Objectives and study design: This 24-month UK study was designed to (1) determine the prevalence of memory problems among hostel-dwelling homeless older people and the extent to which staff are aware of these problems; (2) identify help and support received, current care and support pathways; (3) explore quality of life among older homeless people with memory problems; (4) investigate service
Understanding why living on the street seems to cause rapid aging could help homeless people — and governments. Researchers at UCSF are trying to understand the biological effects of homelessness in older people.
Based on ethnographic fieldwork in Germany’s first Dementia Village, this paper shows how the creation of a Dementia Village—created as a communal space for its residents that is governed by societal standards of care—ties into long-standing traditions in social thought and speaks to the tension of combining sociality with rationalised bureaucratic efficiency. The paper begins with an introductio
This report aims to equip housing practitioners and policy-makers with new knowledge about the future housing and support needs of people with dementia.
This report highlights some innovative seniors housing and care practices from the Netherlands. The first is the Humanitas Apartments for Life, where if and when residents need assisted living or nursing facility level care, it is brought to them, thereby eliminating stigma and relocation issues.
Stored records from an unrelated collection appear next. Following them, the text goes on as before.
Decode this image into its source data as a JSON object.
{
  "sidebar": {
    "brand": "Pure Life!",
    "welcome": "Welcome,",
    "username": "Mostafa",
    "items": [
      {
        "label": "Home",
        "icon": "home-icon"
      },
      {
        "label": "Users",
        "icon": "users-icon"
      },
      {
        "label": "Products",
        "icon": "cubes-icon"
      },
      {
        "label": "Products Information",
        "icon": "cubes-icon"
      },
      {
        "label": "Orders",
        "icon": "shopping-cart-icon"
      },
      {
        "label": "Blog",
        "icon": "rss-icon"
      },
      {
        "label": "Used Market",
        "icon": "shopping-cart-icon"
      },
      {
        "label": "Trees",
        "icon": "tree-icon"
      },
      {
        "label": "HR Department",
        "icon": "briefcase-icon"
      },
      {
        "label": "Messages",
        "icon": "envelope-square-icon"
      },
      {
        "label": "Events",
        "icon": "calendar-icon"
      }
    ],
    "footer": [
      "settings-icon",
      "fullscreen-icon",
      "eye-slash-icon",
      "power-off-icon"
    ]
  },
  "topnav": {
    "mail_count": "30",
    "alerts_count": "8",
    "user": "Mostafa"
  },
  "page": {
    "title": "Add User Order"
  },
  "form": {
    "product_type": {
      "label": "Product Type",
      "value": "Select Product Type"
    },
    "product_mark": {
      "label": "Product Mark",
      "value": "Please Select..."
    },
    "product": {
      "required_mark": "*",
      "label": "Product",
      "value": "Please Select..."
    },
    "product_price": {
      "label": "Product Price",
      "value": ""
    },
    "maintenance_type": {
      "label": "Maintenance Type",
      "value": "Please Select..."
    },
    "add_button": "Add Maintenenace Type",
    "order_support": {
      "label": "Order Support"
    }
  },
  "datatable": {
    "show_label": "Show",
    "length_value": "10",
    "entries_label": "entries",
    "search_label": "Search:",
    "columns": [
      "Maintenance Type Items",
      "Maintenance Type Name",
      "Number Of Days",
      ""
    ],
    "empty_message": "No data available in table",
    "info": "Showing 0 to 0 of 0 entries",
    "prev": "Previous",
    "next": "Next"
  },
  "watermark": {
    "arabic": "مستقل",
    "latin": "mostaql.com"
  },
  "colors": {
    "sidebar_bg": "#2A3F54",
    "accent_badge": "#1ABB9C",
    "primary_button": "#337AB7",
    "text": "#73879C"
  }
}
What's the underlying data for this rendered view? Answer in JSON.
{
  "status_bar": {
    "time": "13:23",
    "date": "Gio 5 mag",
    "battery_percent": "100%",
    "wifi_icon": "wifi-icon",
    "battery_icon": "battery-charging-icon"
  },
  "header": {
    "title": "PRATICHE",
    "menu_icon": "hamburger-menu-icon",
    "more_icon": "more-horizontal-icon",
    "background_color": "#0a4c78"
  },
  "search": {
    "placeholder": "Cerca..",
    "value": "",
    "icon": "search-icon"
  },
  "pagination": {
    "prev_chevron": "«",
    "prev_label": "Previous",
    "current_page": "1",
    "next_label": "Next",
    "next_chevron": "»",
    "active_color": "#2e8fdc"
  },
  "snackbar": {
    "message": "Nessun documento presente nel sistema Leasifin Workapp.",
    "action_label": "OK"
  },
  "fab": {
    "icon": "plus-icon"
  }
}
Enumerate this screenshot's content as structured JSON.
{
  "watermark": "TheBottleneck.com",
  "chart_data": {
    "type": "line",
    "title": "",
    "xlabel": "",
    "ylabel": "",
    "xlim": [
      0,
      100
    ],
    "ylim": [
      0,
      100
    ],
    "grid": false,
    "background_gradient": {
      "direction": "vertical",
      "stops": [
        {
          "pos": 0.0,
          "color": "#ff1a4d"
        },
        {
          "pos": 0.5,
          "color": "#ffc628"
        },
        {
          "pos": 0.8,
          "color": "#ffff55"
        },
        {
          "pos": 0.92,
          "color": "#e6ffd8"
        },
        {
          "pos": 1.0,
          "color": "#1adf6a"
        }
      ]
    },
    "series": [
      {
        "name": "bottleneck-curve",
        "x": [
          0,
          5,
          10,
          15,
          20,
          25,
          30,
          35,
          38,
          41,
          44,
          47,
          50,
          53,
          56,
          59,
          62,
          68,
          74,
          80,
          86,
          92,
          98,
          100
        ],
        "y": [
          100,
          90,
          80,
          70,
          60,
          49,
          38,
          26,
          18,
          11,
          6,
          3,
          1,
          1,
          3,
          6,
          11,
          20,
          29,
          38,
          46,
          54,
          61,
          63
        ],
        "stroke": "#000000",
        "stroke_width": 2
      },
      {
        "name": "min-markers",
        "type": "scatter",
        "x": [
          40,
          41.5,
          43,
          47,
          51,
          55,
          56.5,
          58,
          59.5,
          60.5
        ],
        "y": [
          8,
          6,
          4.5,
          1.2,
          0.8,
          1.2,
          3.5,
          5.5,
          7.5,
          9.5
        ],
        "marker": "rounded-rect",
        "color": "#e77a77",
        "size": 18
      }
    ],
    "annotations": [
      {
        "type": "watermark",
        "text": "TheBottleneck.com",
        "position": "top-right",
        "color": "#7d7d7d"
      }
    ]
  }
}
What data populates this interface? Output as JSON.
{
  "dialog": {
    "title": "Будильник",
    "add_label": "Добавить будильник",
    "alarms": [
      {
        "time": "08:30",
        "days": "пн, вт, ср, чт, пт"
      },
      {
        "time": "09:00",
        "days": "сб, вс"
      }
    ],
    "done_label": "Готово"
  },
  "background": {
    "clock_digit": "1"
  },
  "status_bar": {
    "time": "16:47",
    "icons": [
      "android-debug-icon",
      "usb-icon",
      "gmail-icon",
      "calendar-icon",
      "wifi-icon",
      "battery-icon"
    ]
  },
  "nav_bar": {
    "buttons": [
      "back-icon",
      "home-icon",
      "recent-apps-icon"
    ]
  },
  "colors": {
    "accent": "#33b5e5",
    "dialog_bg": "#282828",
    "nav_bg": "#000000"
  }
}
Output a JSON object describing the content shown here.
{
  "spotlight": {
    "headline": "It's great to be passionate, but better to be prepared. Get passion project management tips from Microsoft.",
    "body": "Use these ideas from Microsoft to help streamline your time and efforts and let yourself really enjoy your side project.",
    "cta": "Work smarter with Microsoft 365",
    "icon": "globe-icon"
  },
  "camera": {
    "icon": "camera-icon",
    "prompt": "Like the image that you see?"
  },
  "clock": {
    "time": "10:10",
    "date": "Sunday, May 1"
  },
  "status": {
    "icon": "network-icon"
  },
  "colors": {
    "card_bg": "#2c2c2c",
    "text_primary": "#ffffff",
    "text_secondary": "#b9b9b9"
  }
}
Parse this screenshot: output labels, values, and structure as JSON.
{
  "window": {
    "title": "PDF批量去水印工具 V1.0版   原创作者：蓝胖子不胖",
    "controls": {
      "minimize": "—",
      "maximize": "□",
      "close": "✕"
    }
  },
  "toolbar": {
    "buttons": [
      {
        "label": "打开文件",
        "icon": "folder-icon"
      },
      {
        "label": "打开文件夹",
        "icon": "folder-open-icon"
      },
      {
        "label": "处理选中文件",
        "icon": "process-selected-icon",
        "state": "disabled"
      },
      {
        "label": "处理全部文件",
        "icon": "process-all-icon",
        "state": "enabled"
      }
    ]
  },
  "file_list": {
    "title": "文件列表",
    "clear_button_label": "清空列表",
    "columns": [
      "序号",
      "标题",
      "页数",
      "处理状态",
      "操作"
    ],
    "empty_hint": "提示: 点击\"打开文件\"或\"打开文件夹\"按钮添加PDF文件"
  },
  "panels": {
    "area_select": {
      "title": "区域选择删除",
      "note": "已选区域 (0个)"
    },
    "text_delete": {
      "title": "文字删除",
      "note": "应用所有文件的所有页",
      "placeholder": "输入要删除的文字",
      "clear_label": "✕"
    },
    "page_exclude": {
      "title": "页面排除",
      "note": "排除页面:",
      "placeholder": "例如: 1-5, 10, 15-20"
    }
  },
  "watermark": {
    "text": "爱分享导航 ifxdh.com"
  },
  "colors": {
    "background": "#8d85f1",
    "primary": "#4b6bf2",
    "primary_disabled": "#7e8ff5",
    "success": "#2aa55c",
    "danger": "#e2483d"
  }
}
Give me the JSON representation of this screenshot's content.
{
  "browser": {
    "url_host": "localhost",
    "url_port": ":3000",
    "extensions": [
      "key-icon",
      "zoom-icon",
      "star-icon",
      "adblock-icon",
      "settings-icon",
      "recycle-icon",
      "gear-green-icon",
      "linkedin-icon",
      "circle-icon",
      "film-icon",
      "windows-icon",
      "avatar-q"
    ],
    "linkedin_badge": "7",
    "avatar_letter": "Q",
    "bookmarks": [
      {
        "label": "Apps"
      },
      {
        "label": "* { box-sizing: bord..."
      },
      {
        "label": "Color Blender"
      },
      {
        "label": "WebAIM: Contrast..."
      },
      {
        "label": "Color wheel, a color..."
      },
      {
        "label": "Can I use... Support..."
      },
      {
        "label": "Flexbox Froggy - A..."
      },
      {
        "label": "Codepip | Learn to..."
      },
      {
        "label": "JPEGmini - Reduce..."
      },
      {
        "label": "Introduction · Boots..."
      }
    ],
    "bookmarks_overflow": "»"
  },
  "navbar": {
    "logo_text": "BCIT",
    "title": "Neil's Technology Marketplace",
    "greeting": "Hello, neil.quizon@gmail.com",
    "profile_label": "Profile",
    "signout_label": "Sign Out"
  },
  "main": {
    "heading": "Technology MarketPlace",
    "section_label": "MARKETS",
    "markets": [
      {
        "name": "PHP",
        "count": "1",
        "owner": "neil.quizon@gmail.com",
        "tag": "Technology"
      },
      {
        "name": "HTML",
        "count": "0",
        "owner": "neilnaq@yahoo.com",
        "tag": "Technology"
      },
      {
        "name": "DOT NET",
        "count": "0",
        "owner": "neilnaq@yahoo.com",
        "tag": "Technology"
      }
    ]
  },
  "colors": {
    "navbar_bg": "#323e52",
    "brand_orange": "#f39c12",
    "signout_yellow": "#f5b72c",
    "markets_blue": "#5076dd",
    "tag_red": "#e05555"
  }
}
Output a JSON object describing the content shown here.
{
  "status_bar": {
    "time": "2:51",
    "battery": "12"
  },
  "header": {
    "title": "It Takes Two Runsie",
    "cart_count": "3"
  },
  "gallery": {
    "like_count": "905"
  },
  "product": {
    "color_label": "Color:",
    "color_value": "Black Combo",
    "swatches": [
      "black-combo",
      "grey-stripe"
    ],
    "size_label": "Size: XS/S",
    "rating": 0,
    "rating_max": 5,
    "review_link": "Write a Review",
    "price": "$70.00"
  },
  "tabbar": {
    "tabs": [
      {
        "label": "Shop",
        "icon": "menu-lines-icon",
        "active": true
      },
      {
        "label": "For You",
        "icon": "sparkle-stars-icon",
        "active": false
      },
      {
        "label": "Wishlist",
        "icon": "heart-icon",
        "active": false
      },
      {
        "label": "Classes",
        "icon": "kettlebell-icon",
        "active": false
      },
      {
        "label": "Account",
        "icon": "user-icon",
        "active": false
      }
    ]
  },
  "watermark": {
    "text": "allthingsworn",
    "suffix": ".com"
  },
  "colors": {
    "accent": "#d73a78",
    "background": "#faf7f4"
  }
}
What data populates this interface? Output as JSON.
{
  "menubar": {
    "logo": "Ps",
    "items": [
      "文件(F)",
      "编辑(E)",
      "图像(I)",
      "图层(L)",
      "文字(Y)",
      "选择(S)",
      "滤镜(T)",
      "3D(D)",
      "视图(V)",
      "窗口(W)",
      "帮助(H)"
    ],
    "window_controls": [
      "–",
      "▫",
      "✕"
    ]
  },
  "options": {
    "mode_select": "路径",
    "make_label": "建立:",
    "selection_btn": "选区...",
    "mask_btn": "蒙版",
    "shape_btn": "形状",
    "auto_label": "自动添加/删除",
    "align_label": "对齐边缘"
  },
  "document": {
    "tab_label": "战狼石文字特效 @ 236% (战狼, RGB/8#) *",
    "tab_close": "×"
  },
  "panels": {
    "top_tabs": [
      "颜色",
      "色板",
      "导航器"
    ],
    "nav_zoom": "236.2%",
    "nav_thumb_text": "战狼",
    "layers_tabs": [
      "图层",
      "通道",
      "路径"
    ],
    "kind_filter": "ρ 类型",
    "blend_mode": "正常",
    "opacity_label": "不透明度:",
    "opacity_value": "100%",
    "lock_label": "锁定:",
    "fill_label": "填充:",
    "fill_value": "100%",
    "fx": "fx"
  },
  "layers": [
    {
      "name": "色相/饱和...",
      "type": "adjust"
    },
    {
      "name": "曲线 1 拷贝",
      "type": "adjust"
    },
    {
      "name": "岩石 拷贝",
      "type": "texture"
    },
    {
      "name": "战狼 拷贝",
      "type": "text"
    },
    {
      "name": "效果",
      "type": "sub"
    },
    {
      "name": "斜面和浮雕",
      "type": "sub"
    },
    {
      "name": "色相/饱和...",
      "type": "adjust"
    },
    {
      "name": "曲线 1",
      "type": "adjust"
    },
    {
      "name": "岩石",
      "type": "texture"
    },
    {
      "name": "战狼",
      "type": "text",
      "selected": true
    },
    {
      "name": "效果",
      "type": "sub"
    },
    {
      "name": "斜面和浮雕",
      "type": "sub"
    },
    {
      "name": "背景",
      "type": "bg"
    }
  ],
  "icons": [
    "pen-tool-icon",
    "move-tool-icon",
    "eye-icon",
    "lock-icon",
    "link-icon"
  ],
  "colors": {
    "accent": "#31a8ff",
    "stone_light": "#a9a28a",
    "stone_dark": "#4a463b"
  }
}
The second is the unique dementia village of De Hogeweyk.
In an ageing society such as Australia, there is growing recognition of the importance of planning for the future care of older people with dementia (PwD). Dementia is predicted to become the leading cause of disability by 2016, with the number of cases in Australia expected to increase to close to 1 million by 2050 (AIHW 2007, p.52).
The very nature of homelessness means a lack of access to many of the supports most people take for granted. Older people can often be excluded from support services because of fierce independence and a reluctance to push their ‘rights’; they become invisible. People who are homeless do not come to the attention of aged care services and to some extent, remain invisible.